The space station, often referred to as the International Space Station (ISS), is a marvel of modern engineering and international collaboration. It serves as a microgravity and space environment research laboratory, where scientific research is conducted in astrobiology, astronomy, meteorology, physics, and other fields. The ISS orbits Earth and provides a unique platform for studying various phenomena beyond our planet.
Purpose of the Space Station
The primary purpose of the space station is to advance scientific knowledge and promote international cooperation in space exploration. Some key objectives include:
- Scientific Research: Conducting experiments in a microgravity environment to better understand various physical and biological processes.
- International Cooperation: Fostering collaboration among space agencies worldwide, including NASA (United States), Roscosmos (Russia), ESA (European Space Agency), JAXA (Japan), and more.
- Human Spaceflight: Supporting long-duration missions, allowing astronauts to live and work in space for extended periods.
- Technology Development: Testing and advancing technologies that are crucial for future space exploration endeavors, such as missions to the Moon and Mars.
What Are Space Stations?

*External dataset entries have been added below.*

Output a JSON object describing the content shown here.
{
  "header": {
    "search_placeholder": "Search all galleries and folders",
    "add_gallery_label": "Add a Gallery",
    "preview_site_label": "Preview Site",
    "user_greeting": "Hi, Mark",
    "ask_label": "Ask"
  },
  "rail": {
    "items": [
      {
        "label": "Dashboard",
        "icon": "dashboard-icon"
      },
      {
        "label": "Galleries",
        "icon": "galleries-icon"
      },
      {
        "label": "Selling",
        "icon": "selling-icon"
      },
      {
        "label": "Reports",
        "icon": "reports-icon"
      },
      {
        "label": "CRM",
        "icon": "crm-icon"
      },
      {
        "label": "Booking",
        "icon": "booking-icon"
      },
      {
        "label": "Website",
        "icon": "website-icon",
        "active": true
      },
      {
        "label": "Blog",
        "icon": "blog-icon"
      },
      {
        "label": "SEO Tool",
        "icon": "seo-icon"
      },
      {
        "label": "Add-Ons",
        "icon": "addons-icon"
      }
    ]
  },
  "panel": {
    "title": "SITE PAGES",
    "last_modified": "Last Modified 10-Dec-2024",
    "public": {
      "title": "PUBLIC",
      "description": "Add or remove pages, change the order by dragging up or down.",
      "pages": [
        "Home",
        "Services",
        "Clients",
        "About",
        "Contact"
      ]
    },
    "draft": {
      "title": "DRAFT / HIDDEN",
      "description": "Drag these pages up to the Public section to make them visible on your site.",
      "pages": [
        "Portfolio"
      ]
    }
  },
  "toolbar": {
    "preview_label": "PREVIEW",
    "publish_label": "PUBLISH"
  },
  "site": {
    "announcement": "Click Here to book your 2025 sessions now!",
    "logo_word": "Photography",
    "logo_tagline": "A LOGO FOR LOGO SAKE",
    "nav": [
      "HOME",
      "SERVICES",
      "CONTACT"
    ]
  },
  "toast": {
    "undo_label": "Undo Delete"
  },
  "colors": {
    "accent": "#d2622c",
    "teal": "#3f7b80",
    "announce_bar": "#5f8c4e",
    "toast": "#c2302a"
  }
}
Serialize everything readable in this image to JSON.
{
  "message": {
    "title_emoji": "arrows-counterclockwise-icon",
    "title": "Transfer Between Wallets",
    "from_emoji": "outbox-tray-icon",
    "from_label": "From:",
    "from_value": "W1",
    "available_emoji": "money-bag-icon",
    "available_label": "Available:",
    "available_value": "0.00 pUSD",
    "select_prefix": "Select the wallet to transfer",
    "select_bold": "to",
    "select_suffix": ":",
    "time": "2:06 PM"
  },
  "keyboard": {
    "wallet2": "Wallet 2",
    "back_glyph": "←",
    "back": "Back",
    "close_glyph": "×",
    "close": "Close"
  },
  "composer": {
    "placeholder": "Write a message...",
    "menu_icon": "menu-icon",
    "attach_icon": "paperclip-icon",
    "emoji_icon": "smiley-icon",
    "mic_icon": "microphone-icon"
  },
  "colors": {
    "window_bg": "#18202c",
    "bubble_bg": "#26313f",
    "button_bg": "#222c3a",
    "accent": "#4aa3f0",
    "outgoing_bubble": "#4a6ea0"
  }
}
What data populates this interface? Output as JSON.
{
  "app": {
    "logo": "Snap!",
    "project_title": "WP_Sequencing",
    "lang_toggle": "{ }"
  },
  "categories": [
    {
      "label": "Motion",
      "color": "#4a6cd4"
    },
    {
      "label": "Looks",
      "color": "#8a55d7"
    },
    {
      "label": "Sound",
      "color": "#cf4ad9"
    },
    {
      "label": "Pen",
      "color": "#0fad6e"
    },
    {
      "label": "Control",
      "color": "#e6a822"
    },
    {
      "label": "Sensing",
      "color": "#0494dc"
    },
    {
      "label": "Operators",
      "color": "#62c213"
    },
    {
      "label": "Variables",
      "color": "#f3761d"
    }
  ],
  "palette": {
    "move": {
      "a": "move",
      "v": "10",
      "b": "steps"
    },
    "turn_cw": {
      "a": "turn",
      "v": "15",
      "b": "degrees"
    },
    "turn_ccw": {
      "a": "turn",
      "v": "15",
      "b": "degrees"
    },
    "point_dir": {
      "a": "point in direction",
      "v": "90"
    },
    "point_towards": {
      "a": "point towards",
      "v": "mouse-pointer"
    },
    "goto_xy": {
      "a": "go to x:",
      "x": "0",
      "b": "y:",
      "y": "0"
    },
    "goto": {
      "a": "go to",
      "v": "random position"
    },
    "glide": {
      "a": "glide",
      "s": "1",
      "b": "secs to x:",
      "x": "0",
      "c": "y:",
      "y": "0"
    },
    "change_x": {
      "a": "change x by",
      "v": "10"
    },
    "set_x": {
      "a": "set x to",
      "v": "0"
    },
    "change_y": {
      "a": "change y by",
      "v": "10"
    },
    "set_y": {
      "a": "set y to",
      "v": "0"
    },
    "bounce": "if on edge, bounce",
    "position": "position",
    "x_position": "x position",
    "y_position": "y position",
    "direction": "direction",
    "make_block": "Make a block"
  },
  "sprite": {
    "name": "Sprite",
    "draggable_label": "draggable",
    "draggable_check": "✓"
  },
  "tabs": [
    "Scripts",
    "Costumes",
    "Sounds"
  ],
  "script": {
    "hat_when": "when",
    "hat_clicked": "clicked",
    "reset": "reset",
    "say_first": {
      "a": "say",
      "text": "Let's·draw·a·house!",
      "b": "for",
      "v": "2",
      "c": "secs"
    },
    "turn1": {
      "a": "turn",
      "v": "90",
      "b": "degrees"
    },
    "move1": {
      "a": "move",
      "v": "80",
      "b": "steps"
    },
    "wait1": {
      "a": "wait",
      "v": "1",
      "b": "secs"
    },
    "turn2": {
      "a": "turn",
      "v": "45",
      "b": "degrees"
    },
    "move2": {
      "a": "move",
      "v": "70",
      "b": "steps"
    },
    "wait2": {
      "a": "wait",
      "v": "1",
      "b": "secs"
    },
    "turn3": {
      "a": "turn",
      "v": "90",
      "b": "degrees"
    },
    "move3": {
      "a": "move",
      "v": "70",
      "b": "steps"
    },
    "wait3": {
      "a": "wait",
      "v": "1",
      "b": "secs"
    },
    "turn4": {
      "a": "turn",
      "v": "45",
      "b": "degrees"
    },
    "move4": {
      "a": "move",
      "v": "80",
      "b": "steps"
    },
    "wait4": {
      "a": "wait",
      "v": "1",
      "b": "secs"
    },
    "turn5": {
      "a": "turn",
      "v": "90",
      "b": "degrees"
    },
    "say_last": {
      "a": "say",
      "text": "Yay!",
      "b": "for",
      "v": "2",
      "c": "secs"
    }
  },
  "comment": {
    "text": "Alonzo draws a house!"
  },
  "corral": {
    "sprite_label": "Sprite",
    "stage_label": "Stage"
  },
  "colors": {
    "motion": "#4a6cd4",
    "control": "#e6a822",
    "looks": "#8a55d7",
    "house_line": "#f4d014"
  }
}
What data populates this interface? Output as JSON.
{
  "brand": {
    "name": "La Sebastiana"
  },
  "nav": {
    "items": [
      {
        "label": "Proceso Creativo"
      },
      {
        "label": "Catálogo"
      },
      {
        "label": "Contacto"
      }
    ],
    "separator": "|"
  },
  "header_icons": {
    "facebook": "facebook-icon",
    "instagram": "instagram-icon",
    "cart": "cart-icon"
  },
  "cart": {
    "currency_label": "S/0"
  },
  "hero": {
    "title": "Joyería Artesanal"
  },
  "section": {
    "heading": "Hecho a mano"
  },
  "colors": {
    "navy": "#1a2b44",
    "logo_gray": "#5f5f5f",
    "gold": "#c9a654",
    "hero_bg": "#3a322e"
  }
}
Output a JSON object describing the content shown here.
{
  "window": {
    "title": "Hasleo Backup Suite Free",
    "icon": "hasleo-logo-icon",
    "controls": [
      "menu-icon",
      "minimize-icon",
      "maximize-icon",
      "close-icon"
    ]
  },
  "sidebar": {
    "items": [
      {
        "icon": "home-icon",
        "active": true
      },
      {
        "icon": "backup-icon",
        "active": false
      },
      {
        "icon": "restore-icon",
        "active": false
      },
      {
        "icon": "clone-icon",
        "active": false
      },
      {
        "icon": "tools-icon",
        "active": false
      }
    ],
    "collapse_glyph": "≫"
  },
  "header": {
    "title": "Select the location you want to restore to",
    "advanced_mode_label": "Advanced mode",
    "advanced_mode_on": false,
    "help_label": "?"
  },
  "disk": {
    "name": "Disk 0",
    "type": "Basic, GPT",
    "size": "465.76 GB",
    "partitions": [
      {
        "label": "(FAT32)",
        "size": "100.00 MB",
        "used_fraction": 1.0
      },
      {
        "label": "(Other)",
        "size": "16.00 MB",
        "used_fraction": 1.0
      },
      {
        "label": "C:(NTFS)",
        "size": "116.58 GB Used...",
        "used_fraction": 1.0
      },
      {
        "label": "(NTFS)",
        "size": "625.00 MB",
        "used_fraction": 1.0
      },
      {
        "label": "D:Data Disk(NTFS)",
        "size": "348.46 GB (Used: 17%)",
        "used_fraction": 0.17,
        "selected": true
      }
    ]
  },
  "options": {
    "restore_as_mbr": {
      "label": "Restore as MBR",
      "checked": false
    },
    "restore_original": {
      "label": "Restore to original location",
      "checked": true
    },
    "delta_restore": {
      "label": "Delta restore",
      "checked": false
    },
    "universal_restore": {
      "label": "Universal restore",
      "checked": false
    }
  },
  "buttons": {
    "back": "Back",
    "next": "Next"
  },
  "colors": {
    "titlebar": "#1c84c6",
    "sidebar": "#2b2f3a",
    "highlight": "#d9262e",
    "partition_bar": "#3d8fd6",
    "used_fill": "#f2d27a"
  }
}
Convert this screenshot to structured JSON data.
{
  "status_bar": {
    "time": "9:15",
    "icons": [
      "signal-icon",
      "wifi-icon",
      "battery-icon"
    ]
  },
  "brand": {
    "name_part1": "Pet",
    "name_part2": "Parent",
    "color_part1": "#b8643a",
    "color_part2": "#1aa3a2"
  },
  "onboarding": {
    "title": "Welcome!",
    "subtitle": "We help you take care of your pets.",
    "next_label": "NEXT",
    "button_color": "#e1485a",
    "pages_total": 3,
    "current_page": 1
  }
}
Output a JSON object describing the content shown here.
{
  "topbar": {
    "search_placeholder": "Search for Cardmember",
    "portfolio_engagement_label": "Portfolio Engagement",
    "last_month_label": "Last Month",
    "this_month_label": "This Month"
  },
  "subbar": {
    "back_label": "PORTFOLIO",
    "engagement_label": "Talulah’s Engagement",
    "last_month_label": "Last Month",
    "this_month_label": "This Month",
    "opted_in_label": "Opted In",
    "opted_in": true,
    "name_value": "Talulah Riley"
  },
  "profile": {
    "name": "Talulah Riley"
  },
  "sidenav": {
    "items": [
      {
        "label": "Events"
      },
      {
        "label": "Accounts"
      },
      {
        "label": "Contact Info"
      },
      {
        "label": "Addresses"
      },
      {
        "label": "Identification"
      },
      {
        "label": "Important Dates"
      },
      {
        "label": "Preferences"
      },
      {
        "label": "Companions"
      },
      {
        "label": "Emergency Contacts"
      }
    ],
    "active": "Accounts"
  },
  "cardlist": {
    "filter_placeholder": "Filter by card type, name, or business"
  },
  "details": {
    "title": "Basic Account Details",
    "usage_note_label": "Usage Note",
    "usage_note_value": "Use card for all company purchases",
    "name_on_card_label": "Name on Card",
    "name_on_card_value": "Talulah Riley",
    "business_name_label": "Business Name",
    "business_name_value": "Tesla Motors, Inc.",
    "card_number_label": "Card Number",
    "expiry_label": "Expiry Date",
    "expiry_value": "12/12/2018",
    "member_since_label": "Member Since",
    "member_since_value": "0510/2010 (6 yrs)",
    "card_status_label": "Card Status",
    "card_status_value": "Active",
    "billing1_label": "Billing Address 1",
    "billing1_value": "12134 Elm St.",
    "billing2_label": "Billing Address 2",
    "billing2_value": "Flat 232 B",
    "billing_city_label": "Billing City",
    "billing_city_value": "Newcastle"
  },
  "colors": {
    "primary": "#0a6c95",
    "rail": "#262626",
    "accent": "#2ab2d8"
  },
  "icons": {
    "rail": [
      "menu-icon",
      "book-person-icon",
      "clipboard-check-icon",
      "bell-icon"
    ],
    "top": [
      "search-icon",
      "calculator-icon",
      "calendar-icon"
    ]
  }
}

Space stations are large spacecraft that remain in low Earth orbit for extended periods. They serve as living and working quarters for astronauts and cosmonauts, providing a habitat for conducting research and experiments in space. The ISS is the most well-known space station, but there have been others, including the Russian Mir station and several Chinese space stations.
Defining a Space Station
A space station is characterized by several key features:
- Orbit: It maintains a stable orbit around Earth, allowing for extended missions.
- Crewed: Typically, it accommodates a rotating crew of astronauts and cosmonauts.
- Laboratory: It provides a platform for scientific research and experimentation.
- International: Collaboration between multiple countries and space agencies is common.
Where Is the Space Station?
The ISS orbits Earth at an altitude of approximately 420 kilometers (260 miles). It travels at a speed of about 28,000 kilometers per hour (17,500 miles per hour), completing an orbit roughly every 90 minutes. As a result, it is constantly circling the planet, and its position changes regularly. Various websites and apps offer real-time tracking information to help enthusiasts spot the space station as it passes overhead.
In summary, space stations like the International Space Station play a vital role in advancing our understanding of space, fostering international cooperation, and preparing for future exploration beyond Earth’s orbit.